Everyone loves getting a great return on investment. The market can provide some ups and downs along the way, and all in all, a well-diversified portfolio can help manage some of the downside risk. However, don’t expect parabolic returns either.
Up, up and away!
Sometimes clients want to take a piece of the pie and speculate. You hear that Tesla is a good investment or some new pharmaceutical is the next big thing. Assuming other boxes get checked, we have no problem taking a small percentage of your overall portfolio to use on the side.
Let’s say you want to speculate with a portion of your portfolio. Let’s assume you get the desired result and get a parabolic return (for example, you turn $10k into $300k). Where should this speculative position be in your portfolio? Probably not your taxable account.
If your bet pays off, you want to keep as much of the gain as possible.
- Taxable Account – You will pay capital gains upon selling the security
- Tax-Deferred – You create a tax bill for a future date
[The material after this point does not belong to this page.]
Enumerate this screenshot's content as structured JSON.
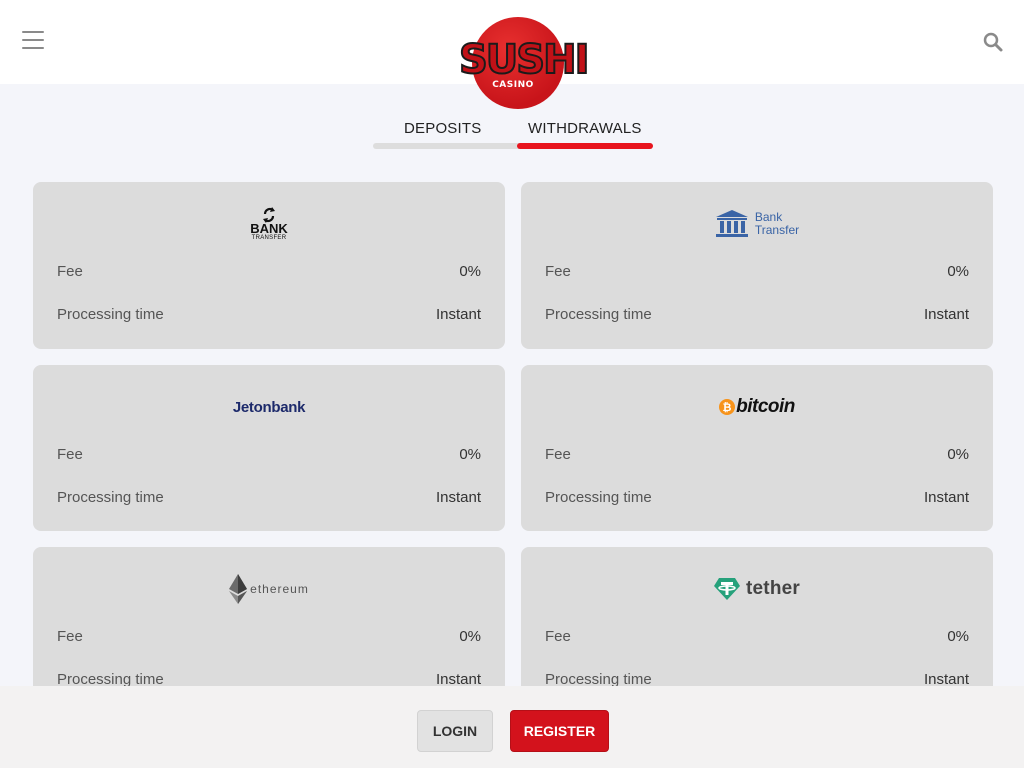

- Tax-Free – Inside of a Roth IRA or a Roth 401(k), selling a profitable investment will not trigger a tax bill as long as the funds remain in the Roth account.
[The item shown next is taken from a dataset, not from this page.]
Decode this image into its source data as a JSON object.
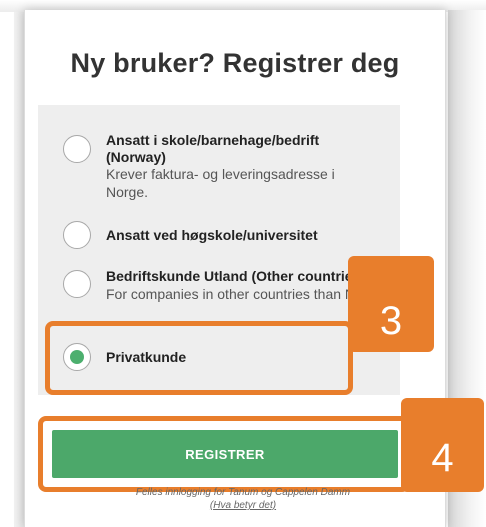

Roth, Roth Baby
Clearly, the Roth side of things is where you want your mega-returns to stem from, if possible. Since Roth 401ks are limited by your employer typically to a handful of mutual funds, you are unlikely to experience the moon-shot gains here.
You might consider a Roth IRA if your goal is speculation. With a Roth IRA, you have a world of investment opportunities that you’d not typically have in a Roth 401k. However, it’s always wise to double-check your Roth 401k at work to see if you have a brokerage window that allows for investing in individual securities within your Roth 401k.
10 Actions To Take 10 Years Before Retirement
In this paper we discuss 10 actions you should take to develop and deploy a successful long-term wealth plan. It will help you make decisions about your financial journey today and well into your retirement chapter.